Access to publishing is regulated by the community. This is the collective action mechanism that is lacking in public goods problems.

I can no more go to Wikipedia and hope to do/say whatever I want, than I can at Disneyland.

So I think your argument is trivially wrong.

Also, your definition of a public goods problem could use some work.
// Blogger umair // 7:47 AM
 

Umair,

I won't argue that I'm right about the public goods thing. I will only say that, if I am wrong, I'm in good company.

I wasn't saying Wikipedia is a public good. For one thing, Wikipedia is not something a rational person might reasonably want to pay money for. It's too like your post: it tends to rely on unsupported opinions instead of offering anything of substance.
// Anonymous Anonymous // 1:31 AM
 

Umair,

I won't argue that I'm right about the public goods thing. I will only say that, if I am wrong, I'm in good company.

I wasn't saying Wikipedia is a public good. For one thing, Wikipedia is not something a rational person might reasonably want to pay money for. It's too like your post: it tends to rely on unsupported opinions instead of offering anything of substance.
// Anonymous Anonymous // 1:31 AM
 

Hey Anon,

Nice dig. I suppose I deserve it - sorry for being a bastard before :)

My post is not empirical; I'm pointing out a basic flaw in Nick's logic.

You don't need evidence to do point out conclusions that can't logically flow from premises.

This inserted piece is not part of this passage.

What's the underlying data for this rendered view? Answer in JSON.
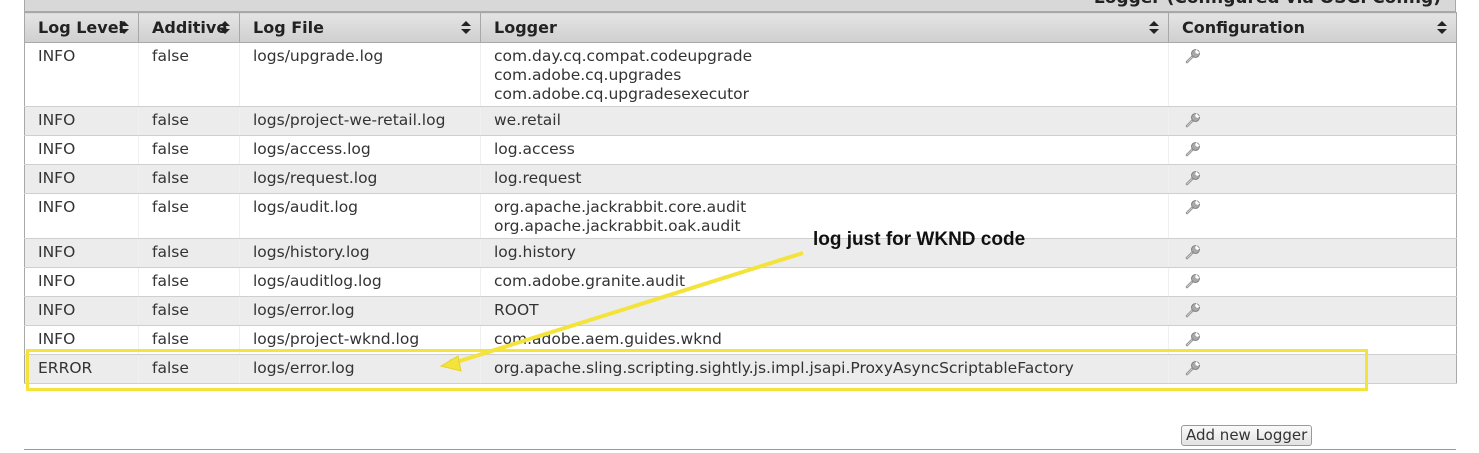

Look, let's talk about your argument.

I don't understand it. In the first comment, you imply that Wikipedia is a public good. Then, you don't.

My argument is simple: Wikipedia is not a public good. If anything, it's the inverse. The community (or anyone, really) can infinitely exclude you from "consuming" (or producing on) it.

Leaving aside public goods, the fact that you don't have to pay for it is kind of economically meaningless. You don't pay for dreck like Bill O'Reilly, right?

Quality is a tricky issue. Is Wikipedia, or a blog, "worse" than reading "professionally-produced" content? I don't know.

I certainly don't think so. But the point is that the market will (is) deciding.

Thanks for the comment.
// Blogger umair // 2:42 AM
 
 

Recent Tweets







    input
    portfolio
    contact

    mail.
    uhaque (dot) mba2003 (at) london (dot) edu

    skype.
    umair.haque

    atom feed

    technorati profile

    blog archives